Look at It this way. PPOs are the ”House.” Like the casinos, they know the statistics and have most of the advantages. But you do not have to play dumb. Sometimes you don’t have to play at all! You are not completely without power.

So how should this sort of decision be approached? Please keep these points in mind.

  • You never have to hurry Into anything! Although dentistry Is 200 “clicks” per year to you and your team. To the average patient, it is only one or two clicks per year.
  • Do not make a multi-thousand dollar decision because you lose a family or two. At the loss of one family, if you go running for the PPOs, well, you will end up signing up for almost anything!
  • Do some research. What are the out-of-network benefits on this one PPO? Do the patients have insurance alternatives or are there plans that you are already with that reimburse better? How many patients do you already have with the employers involved?

At the same time the insurance companies are lining up their provider network, they are also lining up their business customers. It’s sort of a chicken and the egg problem for them. To get business customers, they have to prove they have a network. To get providers, they have to prove they have business customers. This is a time when PPOs are most likely to deal.

Keep in mind that at every insurance company/PPO there is a “Network Manager.” This is a person who is either recognized or rewarded for building a provider network and keeping that provider network happy. If you look at it a certain way, they see the providers as streams of income to them. The insurance company makes more money if it has a large provider network. Every provider on that plan represents a stream of income to them even if they have to pay a little more by “allowing” you more.

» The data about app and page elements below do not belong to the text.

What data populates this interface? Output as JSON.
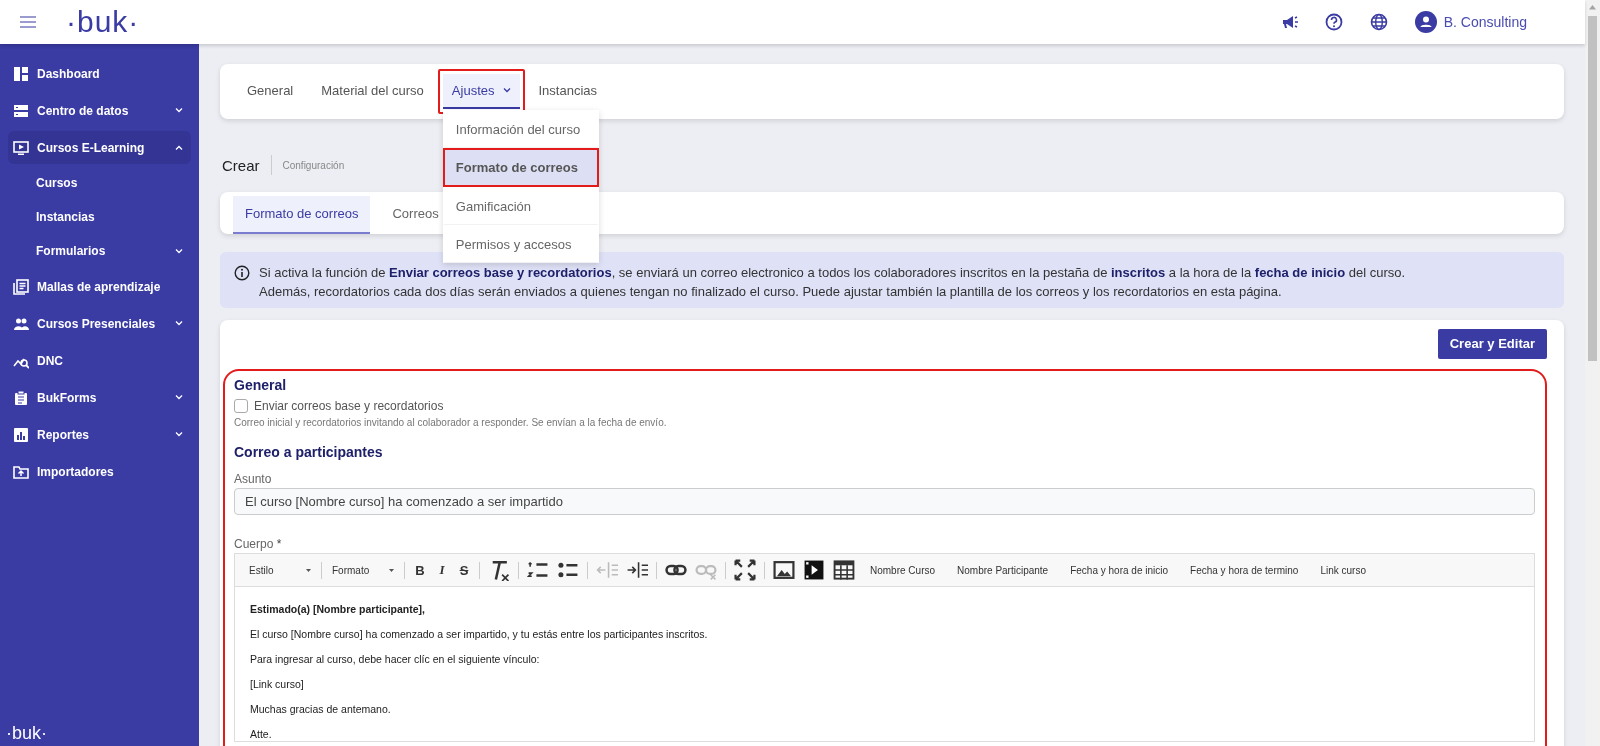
{
  "header": {
    "logo": "·buk·",
    "user": "B. Consulting"
  },
  "sidebar": {
    "items": [
      {
        "label": "Dashboard",
        "selected": false
      },
      {
        "label": "Centro de datos",
        "selected": false,
        "expanded": false
      },
      {
        "label": "Cursos E-Learning",
        "selected": true,
        "expanded": true,
        "children": [
          {
            "label": "Cursos"
          },
          {
            "label": "Instancias"
          },
          {
            "label": "Formularios",
            "expanded": false
          }
        ]
      },
      {
        "label": "Mallas de aprendizaje",
        "selected": false
      },
      {
        "label": "Cursos Presenciales",
        "selected": false,
        "expanded": false
      },
      {
        "label": "DNC",
        "selected": false
      },
      {
        "label": "BukForms",
        "selected": false,
        "expanded": false
      },
      {
        "label": "Reportes",
        "selected": false,
        "expanded": false
      },
      {
        "label": "Importadores",
        "selected": false
      }
    ],
    "footer_logo": "·buk·"
  },
  "tabs": [
    {
      "label": "General",
      "selected": false,
      "highlighted": false
    },
    {
      "label": "Material del curso",
      "selected": false,
      "highlighted": false
    },
    {
      "label": "Ajustes",
      "selected": true,
      "highlighted": true,
      "menu": [
        {
          "label": "Información del curso",
          "selected": false,
          "highlighted": false
        },
        {
          "label": "Formato de correos",
          "selected": true,
          "highlighted": true
        },
        {
          "label": "Gamificación",
          "selected": false,
          "highlighted": false
        },
        {
          "label": "Permisos y accesos",
          "selected": false,
          "highlighted": false
        }
      ]
    },
    {
      "label": "Instancias",
      "selected": false,
      "highlighted": false
    }
  ],
  "breadcrumb": {
    "title": "Crear",
    "subtitle": "Configuración"
  },
  "subtabs": [
    {
      "label": "Formato de correos",
      "selected": true
    },
    {
      "label": "Correos",
      "selected": false
    }
  ],
  "info_banner": [
    "Si activa la función de **Enviar correos base y recordatorios**, se enviará un correo electronico a todos los colaboradores inscritos en la pestaña de **inscritos** a la hora de la **fecha de inicio** del curso.",
    "Además, recordatorios cada dos días serán enviados a quienes tengan no finalizado el curso. Puede ajustar también la plantilla de los correos y los recordatorios en esta página."
  ],
  "primary_button": "Crear y Editar",
  "form": {
    "highlighted": true,
    "title": "General",
    "checkbox": {
      "label": "Enviar correos base y recordatorios",
      "checked": false
    },
    "help": "Correo inicial y recordatorios invitando al colaborador a responder. Se envían a la fecha de envío.",
    "section": "Correo a participantes",
    "subject": {
      "label": "Asunto",
      "value": "El curso [Nombre curso] ha comenzado a ser impartido"
    },
    "body": {
      "label": "Cuerpo",
      "required_mark": "*",
      "dropdowns": [
        "Estilo",
        "Formato"
      ],
      "tools": [
        {
          "kind": "separator"
        },
        {
          "kind": "bold",
          "label": "B",
          "disabled": false
        },
        {
          "kind": "italic",
          "label": "I",
          "disabled": false
        },
        {
          "kind": "strike",
          "label": "S",
          "disabled": false
        },
        {
          "kind": "separator"
        },
        {
          "kind": "clear-format",
          "disabled": false
        },
        {
          "kind": "separator"
        },
        {
          "kind": "numbered-list",
          "disabled": false
        },
        {
          "kind": "bulleted-list",
          "disabled": false
        },
        {
          "kind": "separator"
        },
        {
          "kind": "outdent",
          "disabled": true
        },
        {
          "kind": "indent",
          "disabled": false
        },
        {
          "kind": "separator"
        },
        {
          "kind": "link",
          "disabled": false
        },
        {
          "kind": "unlink",
          "disabled": true
        },
        {
          "kind": "separator"
        },
        {
          "kind": "maximize",
          "disabled": false
        },
        {
          "kind": "separator"
        },
        {
          "kind": "image",
          "disabled": false
        },
        {
          "kind": "video",
          "disabled": false
        },
        {
          "kind": "table",
          "disabled": false
        }
      ],
      "placeholders": [
        "Nombre Curso",
        "Nombre Participante",
        "Fecha y hora de inicio",
        "Fecha y hora de termino",
        "Link curso"
      ],
      "paragraphs": [
        {
          "kind": "greeting",
          "text": "Estimado(a) [Nombre participante],"
        },
        {
          "kind": "text",
          "text": "El curso [Nombre curso] ha comenzado a ser impartido, y tu estás entre los participantes inscritos."
        },
        {
          "kind": "text",
          "text": "Para ingresar al curso, debe hacer clíc en el siguiente vínculo:"
        },
        {
          "kind": "text",
          "text": "[Link curso]"
        },
        {
          "kind": "text",
          "text": "Muchas gracias de antemano."
        },
        {
          "kind": "text",
          "text": "Atte."
        }
      ]
    }
  }
}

If you are going to sign up, you want to negotiate first. Ask, “This looks like a 20% discount. I feel my fees are pretty fair already. Can you do any better?” Sometimes they will bring their fees up. You do not know if you don’t ask.

Again like a casino, the odds are generally not in your favor but you do not have to play stupid (and you can even sometimes win). Every “win” can add or save thousands of dollars to your bottom line this year and for years to come. It’s high-stakes poker!

I have seen situations where a new PPO comes to town and doctors have prematurely signed up. Then, we worked with the practices to take them off the PPO. They lost the discounts and kept most of the patients. Yes, there is always some risk, but you have to keep in mind two points:

  1. If you don’t join now, the PPO will probably be glad to have you join later. You don’t need to rush into it. Don’t take discounts now for sure because of possible loss of patients later.
  2. We all know that hard work, integrity and skill is important to your success. But don’t forget another virtue is courage.

Remember the courage it took for you to first start out in practice? When you bought or started your first practice or built your new building? Don’t lose that courage when you’re dealing with insurance decisions.

Obviously, if you’re out of network, your staff needs to be good at dealing with patients and putting things in a positive light. They should not be defensive or bureaucratic. Whether you’re getting on PPOs or getting off of them, a little thought can go a long may. I see too many dentists working their butts off trying to outrun the discounts. PPOs are a fact of life and very few practices will be able to remain entirely out of network. Always take your time In making these decisions. Sometimes it is better to be reactive than proactive.


This article was originally published in The Profitable Dentist magazine. Bill Rossi is president of Advanced Practice Management. He and his associates are actively involved in the ongoing management of over 250 Upper Midwest dental offices. You may contact Bill at (952) 921-3360 or apm@advancedpracticemanagement.com.